"I don't fear it, sometimes I feel it's time I ought to be there. Life must be just a good on the other side. Life goes on, I'm sure, my intuition, feeling, lead me to believe these things exist. Otherwise, it's a waste of time to exist. You live a few years, you're snuffed out, it doesn't make sense."
People, Henry Miller says, are always wanting to know one thing about him: all those books he wrote, all those de trop adventures, could they possibly be real?
"I tell them, 'Yes and no.' Distortion is inevitable, but in the main it was truthful. Then they say they envy me they wish they could live that kind of life.
"But when I think of being a panhandler, begging, having nothing to eat, I don't know we whether I'd advise it or not, I attribute my success to poverty, that spurred me on, but you need a lot of guts. A lot of it was painful. That's no life for an intelligent man. No man should be reduced to that, reduced to a bum."
Yet it was a happy life, all in all, Miller thinks now, despite the bad parts. And anyway, he says with simple understatement, "I'm pretty free of guilt. I've been that way all my life."
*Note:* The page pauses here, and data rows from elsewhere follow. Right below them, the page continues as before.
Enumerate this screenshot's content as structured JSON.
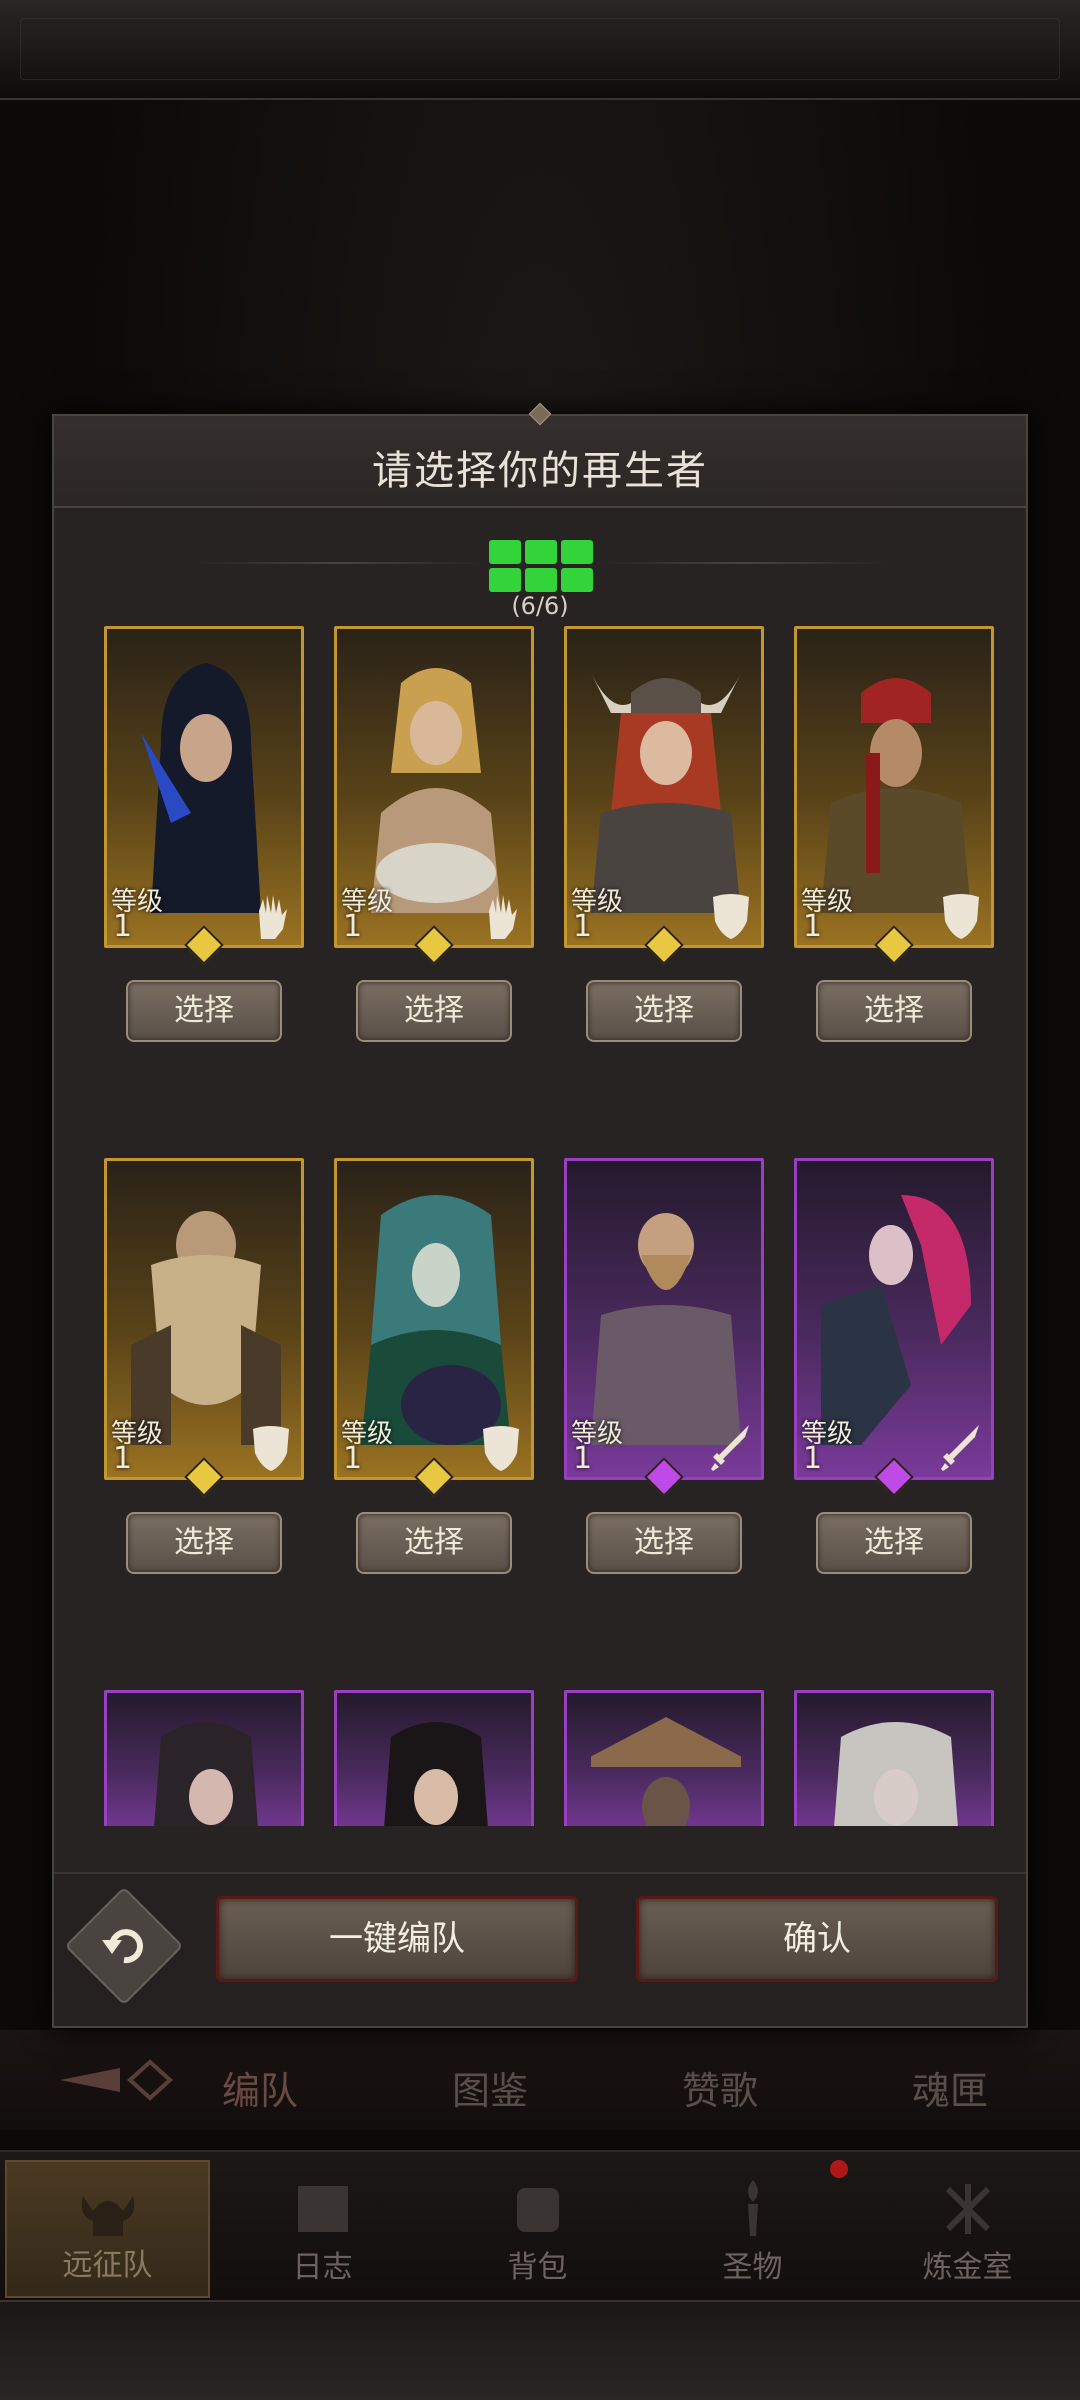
{
  "modal": {
    "title": "请选择你的再生者",
    "team_count": "(6/6)",
    "team_slots_filled": 6,
    "team_slots_total": 6,
    "auto_team_label": "一键编队",
    "confirm_label": "确认"
  },
  "heroes": [
    {
      "level_label": "等级",
      "level": "1",
      "rarity": "gold",
      "role_icon": "palm-icon",
      "select_label": "选择"
    },
    {
      "level_label": "等级",
      "level": "1",
      "rarity": "gold",
      "role_icon": "palm-icon",
      "select_label": "选择"
    },
    {
      "level_label": "等级",
      "level": "1",
      "rarity": "gold",
      "role_icon": "shield-icon",
      "select_label": "选择"
    },
    {
      "level_label": "等级",
      "level": "1",
      "rarity": "gold",
      "role_icon": "shield-icon",
      "select_label": "选择"
    },
    {
      "level_label": "等级",
      "level": "1",
      "rarity": "gold",
      "role_icon": "shield-icon",
      "select_label": "选择"
    },
    {
      "level_label": "等级",
      "level": "1",
      "rarity": "gold",
      "role_icon": "shield-icon",
      "select_label": "选择"
    },
    {
      "level_label": "等级",
      "level": "1",
      "rarity": "purple",
      "role_icon": "sword-icon",
      "select_label": "选择"
    },
    {
      "level_label": "等级",
      "level": "1",
      "rarity": "purple",
      "role_icon": "sword-icon",
      "select_label": "选择"
    },
    {
      "rarity": "purple"
    },
    {
      "rarity": "purple"
    },
    {
      "rarity": "purple"
    },
    {
      "rarity": "purple"
    }
  ],
  "sub_tabs": [
    "编队",
    "图鉴",
    "赞歌",
    "魂匣"
  ],
  "bottom_nav": [
    "远征队",
    "日志",
    "背包",
    "圣物",
    "炼金室"
  ],
  "colors": {
    "gold_frame": "#c4962e",
    "purple_frame": "#9a3ec4",
    "slot_green": "#33d43a",
    "button_border_red": "#5a1a14"
  }
}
But sometimes, "Sometimes I feel like I was an idiot. I had no thought of the future nor did I heed what I was doing. I only did what I was impelled to do." Pause. "I still think that's the best way."